Task instructions
Print the full listing below exactly, keeping every character as it stands.

Given records
==================================================
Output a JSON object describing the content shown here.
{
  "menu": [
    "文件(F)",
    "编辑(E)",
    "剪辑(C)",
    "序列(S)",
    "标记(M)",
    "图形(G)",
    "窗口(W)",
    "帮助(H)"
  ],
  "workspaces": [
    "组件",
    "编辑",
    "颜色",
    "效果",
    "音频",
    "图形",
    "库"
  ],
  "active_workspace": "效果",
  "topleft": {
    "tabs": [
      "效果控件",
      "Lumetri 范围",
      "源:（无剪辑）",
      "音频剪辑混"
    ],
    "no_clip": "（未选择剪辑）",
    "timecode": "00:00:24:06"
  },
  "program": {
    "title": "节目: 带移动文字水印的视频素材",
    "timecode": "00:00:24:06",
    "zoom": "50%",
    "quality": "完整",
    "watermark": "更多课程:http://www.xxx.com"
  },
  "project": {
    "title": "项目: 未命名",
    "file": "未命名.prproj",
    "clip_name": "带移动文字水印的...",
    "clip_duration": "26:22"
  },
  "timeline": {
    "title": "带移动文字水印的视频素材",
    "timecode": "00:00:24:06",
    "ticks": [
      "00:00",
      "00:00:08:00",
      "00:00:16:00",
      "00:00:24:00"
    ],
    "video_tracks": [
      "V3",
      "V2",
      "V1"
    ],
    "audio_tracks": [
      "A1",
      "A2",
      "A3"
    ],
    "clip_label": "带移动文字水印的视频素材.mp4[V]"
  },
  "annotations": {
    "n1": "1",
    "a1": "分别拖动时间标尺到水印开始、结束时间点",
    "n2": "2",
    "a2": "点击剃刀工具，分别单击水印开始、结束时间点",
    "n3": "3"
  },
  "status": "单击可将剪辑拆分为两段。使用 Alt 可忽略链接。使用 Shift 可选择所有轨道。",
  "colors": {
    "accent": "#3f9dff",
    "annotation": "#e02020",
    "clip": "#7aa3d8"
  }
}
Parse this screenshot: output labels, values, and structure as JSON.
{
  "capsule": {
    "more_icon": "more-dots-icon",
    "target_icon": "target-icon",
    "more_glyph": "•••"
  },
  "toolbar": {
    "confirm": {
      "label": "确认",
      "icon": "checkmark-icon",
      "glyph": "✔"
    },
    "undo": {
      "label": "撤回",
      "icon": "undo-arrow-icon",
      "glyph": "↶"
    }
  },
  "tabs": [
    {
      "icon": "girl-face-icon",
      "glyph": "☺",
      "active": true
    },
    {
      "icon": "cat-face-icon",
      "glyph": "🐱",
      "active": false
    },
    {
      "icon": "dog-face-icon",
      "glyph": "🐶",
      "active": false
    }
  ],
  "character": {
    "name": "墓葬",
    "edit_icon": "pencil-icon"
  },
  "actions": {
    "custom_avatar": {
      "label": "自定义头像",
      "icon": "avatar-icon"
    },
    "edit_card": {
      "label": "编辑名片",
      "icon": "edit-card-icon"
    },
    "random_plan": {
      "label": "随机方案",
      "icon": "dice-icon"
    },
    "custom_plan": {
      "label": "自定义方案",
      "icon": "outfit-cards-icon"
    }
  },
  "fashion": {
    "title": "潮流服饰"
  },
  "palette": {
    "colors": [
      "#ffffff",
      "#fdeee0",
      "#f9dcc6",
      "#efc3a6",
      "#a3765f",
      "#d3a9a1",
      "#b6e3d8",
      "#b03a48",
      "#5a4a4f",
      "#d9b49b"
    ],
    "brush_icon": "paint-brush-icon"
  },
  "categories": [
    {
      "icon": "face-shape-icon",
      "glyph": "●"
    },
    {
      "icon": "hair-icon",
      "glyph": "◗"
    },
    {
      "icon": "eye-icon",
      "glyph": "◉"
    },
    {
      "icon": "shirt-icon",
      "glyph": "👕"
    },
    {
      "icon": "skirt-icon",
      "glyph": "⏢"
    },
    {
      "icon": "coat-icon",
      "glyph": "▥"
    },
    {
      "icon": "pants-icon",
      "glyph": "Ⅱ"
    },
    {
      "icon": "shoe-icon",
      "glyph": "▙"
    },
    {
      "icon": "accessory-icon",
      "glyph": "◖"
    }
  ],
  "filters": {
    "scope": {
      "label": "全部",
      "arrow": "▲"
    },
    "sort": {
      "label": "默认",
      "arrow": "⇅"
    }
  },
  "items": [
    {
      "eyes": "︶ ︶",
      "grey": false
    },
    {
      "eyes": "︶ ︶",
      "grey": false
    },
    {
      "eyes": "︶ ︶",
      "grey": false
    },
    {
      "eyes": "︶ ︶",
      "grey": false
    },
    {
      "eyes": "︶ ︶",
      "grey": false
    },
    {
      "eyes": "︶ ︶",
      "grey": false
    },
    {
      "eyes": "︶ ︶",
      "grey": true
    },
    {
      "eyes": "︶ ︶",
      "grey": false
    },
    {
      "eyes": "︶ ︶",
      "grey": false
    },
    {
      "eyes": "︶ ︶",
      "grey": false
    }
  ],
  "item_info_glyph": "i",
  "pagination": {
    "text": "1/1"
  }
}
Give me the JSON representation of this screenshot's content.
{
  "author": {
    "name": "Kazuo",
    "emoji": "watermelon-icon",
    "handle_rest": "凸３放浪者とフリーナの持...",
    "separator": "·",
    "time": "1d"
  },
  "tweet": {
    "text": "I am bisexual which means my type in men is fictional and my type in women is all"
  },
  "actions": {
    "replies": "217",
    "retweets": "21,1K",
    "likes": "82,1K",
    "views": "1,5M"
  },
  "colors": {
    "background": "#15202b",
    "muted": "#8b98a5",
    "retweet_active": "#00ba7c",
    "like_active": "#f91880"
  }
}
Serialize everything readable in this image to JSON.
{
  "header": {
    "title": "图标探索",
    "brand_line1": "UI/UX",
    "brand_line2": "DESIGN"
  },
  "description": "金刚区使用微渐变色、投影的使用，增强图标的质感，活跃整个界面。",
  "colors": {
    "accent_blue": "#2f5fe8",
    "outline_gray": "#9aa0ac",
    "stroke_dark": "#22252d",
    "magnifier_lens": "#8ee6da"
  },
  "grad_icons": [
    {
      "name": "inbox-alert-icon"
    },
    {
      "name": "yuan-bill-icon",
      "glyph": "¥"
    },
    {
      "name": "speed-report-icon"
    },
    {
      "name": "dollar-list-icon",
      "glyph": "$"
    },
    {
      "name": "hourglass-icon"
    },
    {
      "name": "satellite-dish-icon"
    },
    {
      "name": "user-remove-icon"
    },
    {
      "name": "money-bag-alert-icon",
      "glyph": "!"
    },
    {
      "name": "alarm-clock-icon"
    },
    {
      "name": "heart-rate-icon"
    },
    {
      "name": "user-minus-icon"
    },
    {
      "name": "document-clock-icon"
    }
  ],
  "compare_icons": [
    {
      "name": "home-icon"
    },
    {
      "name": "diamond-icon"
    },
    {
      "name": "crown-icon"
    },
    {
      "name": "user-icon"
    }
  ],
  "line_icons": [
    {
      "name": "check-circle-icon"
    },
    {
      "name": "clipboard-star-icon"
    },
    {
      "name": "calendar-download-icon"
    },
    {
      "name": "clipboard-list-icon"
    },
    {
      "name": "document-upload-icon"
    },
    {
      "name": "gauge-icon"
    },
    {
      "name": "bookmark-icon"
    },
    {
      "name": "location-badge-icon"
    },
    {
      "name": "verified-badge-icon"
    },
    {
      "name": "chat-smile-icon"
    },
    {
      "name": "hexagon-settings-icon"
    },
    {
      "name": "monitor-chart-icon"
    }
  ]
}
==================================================
Answer to this exercise
Output a JSON object describing the content shown here.
{
  "menu": [
    "文件(F)",
    "编辑(E)",
    "剪辑(C)",
    "序列(S)",
    "标记(M)",
    "图形(G)",
    "窗口(W)",
    "帮助(H)"
  ],
  "workspaces": [
    "组件",
    "编辑",
    "颜色",
    "效果",
    "音频",
    "图形",
    "库"
  ],
  "active_workspace": "效果",
  "topleft": {
    "tabs": [
      "效果控件",
      "Lumetri 范围",
      "源:（无剪辑）",
      "音频剪辑混"
    ],
    "no_clip": "（未选择剪辑）",
    "timecode": "00:00:24:06"
  },
  "program": {
    "title": "节目: 带移动文字水印的视频素材",
    "timecode": "00:00:24:06",
    "zoom": "50%",
    "quality": "完整",
    "watermark": "更多课程:http://www.xxx.com"
  },
  "project": {
    "title": "项目: 未命名",
    "file": "未命名.prproj",
    "clip_name": "带移动文字水印的...",
    "clip_duration": "26:22"
  },
  "timeline": {
    "title": "带移动文字水印的视频素材",
    "timecode": "00:00:24:06",
    "ticks": [
      "00:00",
      "00:00:08:00",
      "00:00:16:00",
      "00:00:24:00"
    ],
    "video_tracks": [
      "V3",
      "V2",
      "V1"
    ],
    "audio_tracks": [
      "A1",
      "A2",
      "A3"
    ],
    "clip_label": "带移动文字水印的视频素材.mp4[V]"
  },
  "annotations": {
    "n1": "1",
    "a1": "分别拖动时间标尺到水印开始、结束时间点",
    "n2": "2",
    "a2": "点击剃刀工具，分别单击水印开始、结束时间点",
    "n3": "3"
  },
  "status": "单击可将剪辑拆分为两段。使用 Alt 可忽略链接。使用 Shift 可选择所有轨道。",
  "colors": {
    "accent": "#3f9dff",
    "annotation": "#e02020",
    "clip": "#7aa3d8"
  }
}
Parse this screenshot: output labels, values, and structure as JSON.
{
  "capsule": {
    "more_icon": "more-dots-icon",
    "target_icon": "target-icon",
    "more_glyph": "•••"
  },
  "toolbar": {
    "confirm": {
      "label": "确认",
      "icon": "checkmark-icon",
      "glyph": "✔"
    },
    "undo": {
      "label": "撤回",
      "icon": "undo-arrow-icon",
      "glyph": "↶"
    }
  },
  "tabs": [
    {
      "icon": "girl-face-icon",
      "glyph": "☺",
      "active": true
    },
    {
      "icon": "cat-face-icon",
      "glyph": "🐱",
      "active": false
    },
    {
      "icon": "dog-face-icon",
      "glyph": "🐶",
      "active": false
    }
  ],
  "character": {
    "name": "墓葬",
    "edit_icon": "pencil-icon"
  },
  "actions": {
    "custom_avatar": {
      "label": "自定义头像",
      "icon": "avatar-icon"
    },
    "edit_card": {
      "label": "编辑名片",
      "icon": "edit-card-icon"
    },
    "random_plan": {
      "label": "随机方案",
      "icon": "dice-icon"
    },
    "custom_plan": {
      "label": "自定义方案",
      "icon": "outfit-cards-icon"
    }
  },
  "fashion": {
    "title": "潮流服饰"
  },
  "palette": {
    "colors": [
      "#ffffff",
      "#fdeee0",
      "#f9dcc6",
      "#efc3a6",
      "#a3765f",
      "#d3a9a1",
      "#b6e3d8",
      "#b03a48",
      "#5a4a4f",
      "#d9b49b"
    ],
    "brush_icon": "paint-brush-icon"
  },
  "categories": [
    {
      "icon": "face-shape-icon",
      "glyph": "●"
    },
    {
      "icon": "hair-icon",
      "glyph": "◗"
    },
    {
      "icon": "eye-icon",
      "glyph": "◉"
    },
    {
      "icon": "shirt-icon",
      "glyph": "👕"
    },
    {
      "icon": "skirt-icon",
      "glyph": "⏢"
    },
    {
      "icon": "coat-icon",
      "glyph": "▥"
    },
    {
      "icon": "pants-icon",
      "glyph": "Ⅱ"
    },
    {
      "icon": "shoe-icon",
      "glyph": "▙"
    },
    {
      "icon": "accessory-icon",
      "glyph": "◖"
    }
  ],
  "filters": {
    "scope": {
      "label": "全部",
      "arrow": "▲"
    },
    "sort": {
      "label": "默认",
      "arrow": "⇅"
    }
  },
  "items": [
    {
      "eyes": "︶ ︶",
      "grey": false
    },
    {
      "eyes": "︶ ︶",
      "grey": false
    },
    {
      "eyes": "︶ ︶",
      "grey": false
    },
    {
      "eyes": "︶ ︶",
      "grey": false
    },
    {
      "eyes": "︶ ︶",
      "grey": false
    },
    {
      "eyes": "︶ ︶",
      "grey": false
    },
    {
      "eyes": "︶ ︶",
      "grey": true
    },
    {
      "eyes": "︶ ︶",
      "grey": false
    },
    {
      "eyes": "︶ ︶",
      "grey": false
    },
    {
      "eyes": "︶ ︶",
      "grey": false
    }
  ],
  "item_info_glyph": "i",
  "pagination": {
    "text": "1/1"
  }
}
Give me the JSON representation of this screenshot's content.
{
  "author": {
    "name": "Kazuo",
    "emoji": "watermelon-icon",
    "handle_rest": "凸３放浪者とフリーナの持...",
    "separator": "·",
    "time": "1d"
  },
  "tweet": {
    "text": "I am bisexual which means my type in men is fictional and my type in women is all"
  },
  "actions": {
    "replies": "217",
    "retweets": "21,1K",
    "likes": "82,1K",
    "views": "1,5M"
  },
  "colors": {
    "background": "#15202b",
    "muted": "#8b98a5",
    "retweet_active": "#00ba7c",
    "like_active": "#f91880"
  }
}
Serialize everything readable in this image to JSON.
{
  "header": {
    "title": "图标探索",
    "brand_line1": "UI/UX",
    "brand_line2": "DESIGN"
  },
  "description": "金刚区使用微渐变色、投影的使用，增强图标的质感，活跃整个界面。",
  "colors": {
    "accent_blue": "#2f5fe8",
    "outline_gray": "#9aa0ac",
    "stroke_dark": "#22252d",
    "magnifier_lens": "#8ee6da"
  },
  "grad_icons": [
    {
      "name": "inbox-alert-icon"
    },
    {
      "name": "yuan-bill-icon",
      "glyph": "¥"
    },
    {
      "name": "speed-report-icon"
    },
    {
      "name": "dollar-list-icon",
      "glyph": "$"
    },
    {
      "name": "hourglass-icon"
    },
    {
      "name": "satellite-dish-icon"
    },
    {
      "name": "user-remove-icon"
    },
    {
      "name": "money-bag-alert-icon",
      "glyph": "!"
    },
    {
      "name": "alarm-clock-icon"
    },
    {
      "name": "heart-rate-icon"
    },
    {
      "name": "user-minus-icon"
    },
    {
      "name": "document-clock-icon"
    }
  ],
  "compare_icons": [
    {
      "name": "home-icon"
    },
    {
      "name": "diamond-icon"
    },
    {
      "name": "crown-icon"
    },
    {
      "name": "user-icon"
    }
  ],
  "line_icons": [
    {
      "name": "check-circle-icon"
    },
    {
      "name": "clipboard-star-icon"
    },
    {
      "name": "calendar-download-icon"
    },
    {
      "name": "clipboard-list-icon"
    },
    {
      "name": "document-upload-icon"
    },
    {
      "name": "gauge-icon"
    },
    {
      "name": "bookmark-icon"
    },
    {
      "name": "location-badge-icon"
    },
    {
      "name": "verified-badge-icon"
    },
    {
      "name": "chat-smile-icon"
    },
    {
      "name": "hexagon-settings-icon"
    },
    {
      "name": "monitor-chart-icon"
    }
  ]
}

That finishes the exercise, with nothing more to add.